Gods and Giants,
from the north frieze of the Treasury of the Siphnians.
B.C. Marble, height 26" (66
Archaeological Museum, Delphi
The high relief, with its deep undercutting, recalls the
Corfu pediment, but the Siphnian sculptor has taken full
advantage of the spatial possibilities offered by this
technique. The projecting ledge at the bottom of the frieze
is used as a stage on which he can place his figures in
depth. The arms and legs of those nearest the beholder are
carved completely in the round. In the second and third
layers, the forms become shallower, yet even those farthest
removed from us are never permitted to merge with the
background. The result is a limited and condensed but very
convincing space that permits a dramatic relationship
between the figures such as we have never seen before in
narrative reliefs. Any comparison with older examples (such
will show us that Archaic art has
indeed conquered a new dimension here, not only in the
physical but also in the expressive sense.
163. Dying Warrior,
from the east pediment of the Temple of Aphaia, Aegina. ñ. 490 B.C.
Marble, length 72" (183 cm). Staatliche Antikensammlungen, Munich
163. Dying Warrior,
from the east pediment of the Temple of Aphaia, Aegina. ñ. 490 B.C.
Marble, length 72" (183 cm). Staatliche Antikensammlungen, Munich

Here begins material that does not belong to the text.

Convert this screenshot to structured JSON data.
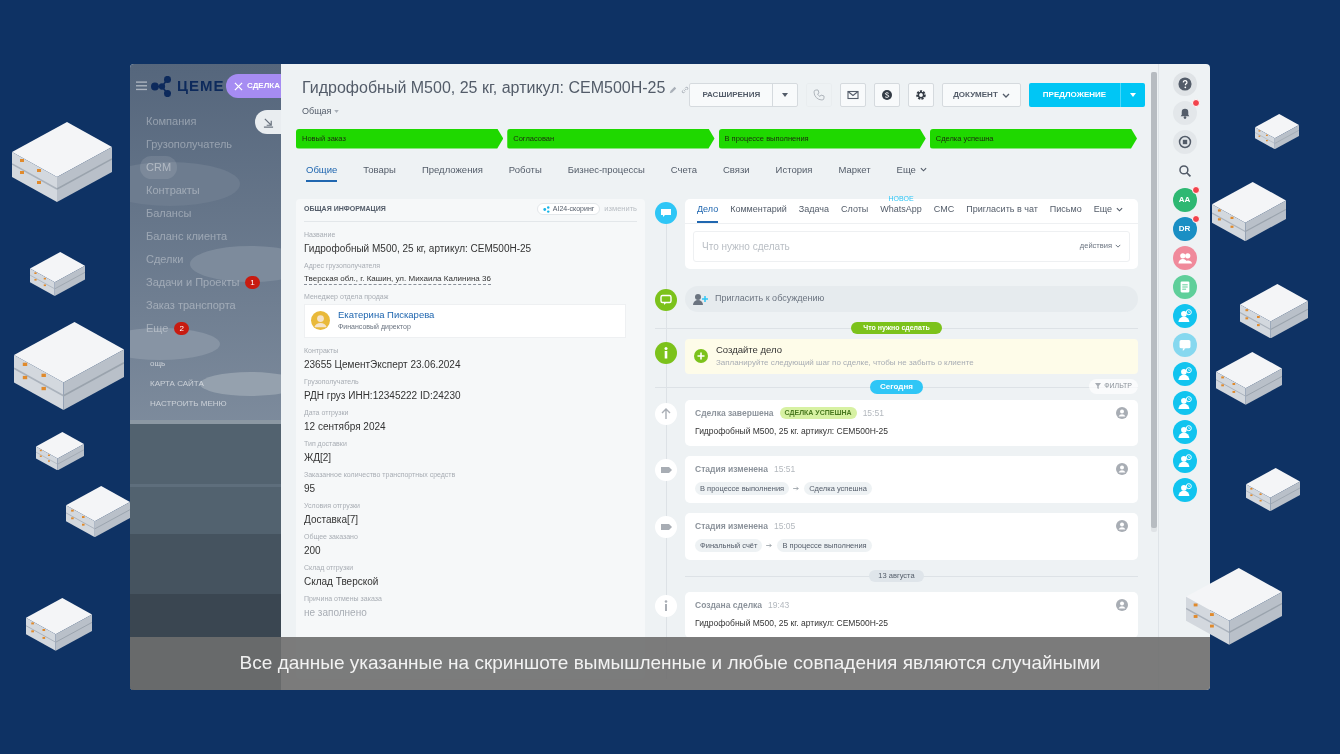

TEMPLE OF APHAIA, AEGINA.
Meanwhile, in pedimental sculpture, relief has been
abandoned altogether. Instead, we find separate statues
placed side by side in complex dramatic sequences designed
to fit the triangular frame. The most ambitious ensemble of
this kind, that of the
east pediment of the Temple of Aphaia at Aegina, was
created about 490
B.C., and thus brings us to the final stage
in the evolution of Archaic sculpture. The figures were
found in pieces on the ground. The position of each within
the pediment, however, can be determined, since their height
(but not their scale) varies with the sloping sides of the
triangle (fig. 162).
The center is accented by the
standing goddess Athena, who presides over the battle
between Greeks and Trojans that rages to either side of her
in symmetrically diminishing fashion.
The correspondence in the poses of the fighters on the
two halves of the pediment makes for a balanced and orderly
design. Yet it also forces us to see the statues as elements
in an ornamental pattern and thus robs them of their
individuality to some extent. They speak most strongly to us
when viewed one by one. Among the most impressive are the
fallen warrior from the left-hand corner (fig.
and the kneeling Herakles, who once held a bronze bow, from
the right-hand half (fig. 164).
Both are lean, muscular figures whose
bodies seem marvelously functional and organic. That in
itself, however, does not explain their great beauty, much
as we may admire the artist's command of the human form in
action. What really moves us is their nobility of spirit,
whether in the agony of dying or in the act of killing.
These men, we sense, are suffering—or
fate has decreed, with tremendous dignity and resolve. And
this communicates itself to us in the very feel of the
magnificently firm shapes of which they are composed.
from the east pediment of the Temple
of Aphaia, Aegina.
B.C. Marble, height 31" (78.7